Homeschool Planning – 7 Good Questions That Will Set You Up For Success
Homeschool Planning – What to Know Before You Start
Homeschool planning gets you ready for the school year, but how do you start, if you’ve never done it before?
When we first started homeschooling I felt like I had a gazillion things to do. I was completely overwhelmed with what to do first. I’m a check the box kinda gal and I really needed a checklist to tick off as I made progress. I didn’t have that, but I did make a list of the things I felt were important. One thing I left off was homeschool planning.
That wasn’t the only mistake I made. There was a much bigger one too. Turns out my kids weren’t the only ones learning new things because I definitely learned a hard lesson.
Homeschool Planning Starts With You

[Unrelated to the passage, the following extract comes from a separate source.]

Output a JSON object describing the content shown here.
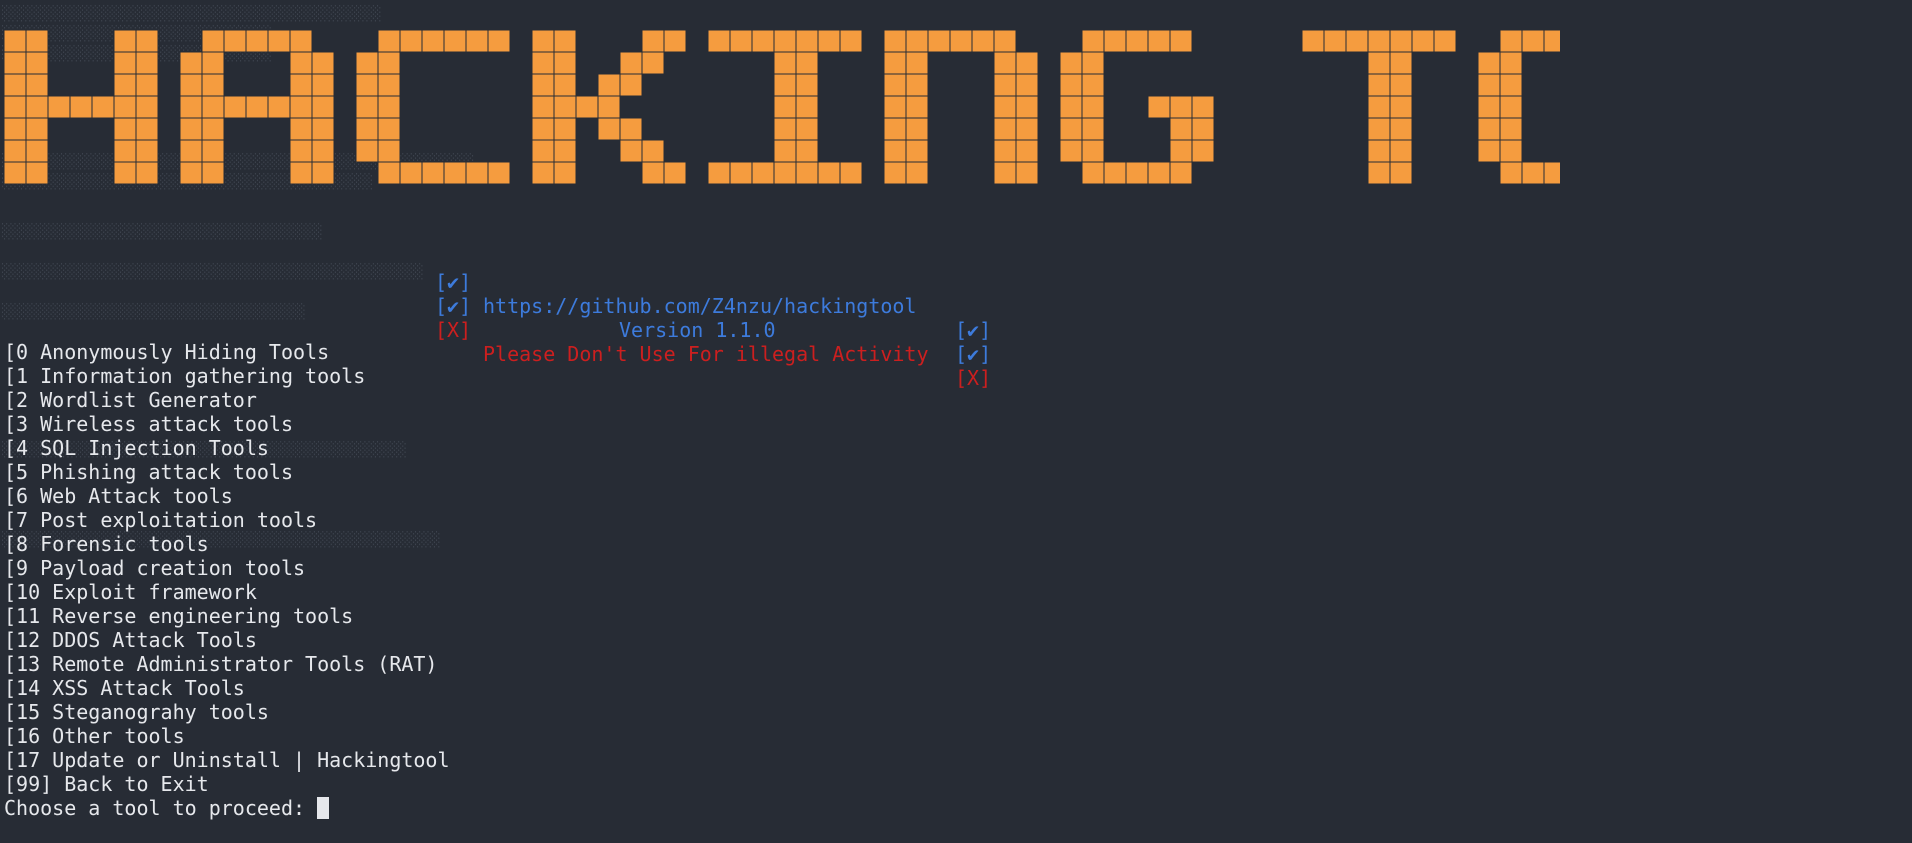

A good place to start your homeschool planning isn’t with a bunch of homeschool planning pages, it’s with you. Ask yourself these questions and take note of your answers before you do anything else.
7 Questions to consider before doing your homeschool planning…
How many days are you required to homeschool per school year?
The number of days you’re required to homeschool per year can vary by state. Most states require that you homeschool your children 180 days per year. There are several states that require less. So, it’s best to check with your state board or department of education to find out for certain.
What days do you know you’ll not want to school?
There may be some days you know you’ll not want to homeschool. Maybe you decide not to homeschool on birthdays. You may want to take a late summer vacation and take those days off.
How many daily homeschool hours are required by your state?
Many states require four instructional hours per day. This number will vary based on your state and the age of your child. Check with your state’s board of education to find out your state’s homeschooling requirements or you can find information at HSLDA.org.
How many children are you homeschool planning for?
Homeschool planning for several children will limit the time you can spend with each child. For this reason, when you’re homeschooling multiple children, it’s always a good idea to try combine age groups for one or more subjects.
You don’t have to do it this way, but it will help you to devote more time to those children that need more of your attention.
Do you have children that can learn independently with little guidance from you?
As your children get older, you’ll probably notice that they’re able to learn a lot on their own. This transition is a little bittersweet. However, if you have other children that need a lot from you, it can also be Heaven sent. Try to embrace it for what it is… flowering independence and maturity.
There are some curriculums that encourage independent learning. A couple we’ve used are Alpha Omega’s Lifepac and Accelerated Christian Education’s Ace Paces.
The Free Resource Library has a weekly homeschool planning page you can use with your older kiddos.
Do you have children that will need your full attention and guidance while homeschooling?
By far, these precious homeschooling angels are the ones you’ll spend more time teaching and training. They’ll need you to hold their hand while they work and keep them encouraged to keep on keeping on, to focus, to try the problem one more time, or to work for just a few more minutes to try and concrete a concept into their young mind.
This won’t really affect your child’s homeschool schedule, but it will impact your daily agenda.
Are there little ones that will be underfoot while homeschooling your older children?
Many years ago, I learned that it is much easier to homeschool with toddlers, if I give some attention to the littles before attending to the bigs.
Reading to your little ones, coloring, doing a craft together, cooking together, or just playing a game will give them the attention they need to know you’re there for them too.
After spending time with them you can send them off to do their own thing or you can let them do their “school” by giving them some inexpensive workbooks or some free preschool printables you can find online.
Thinking about the answers to these questions ahead of time helps you set realistic expectations when you’re homeschool planning.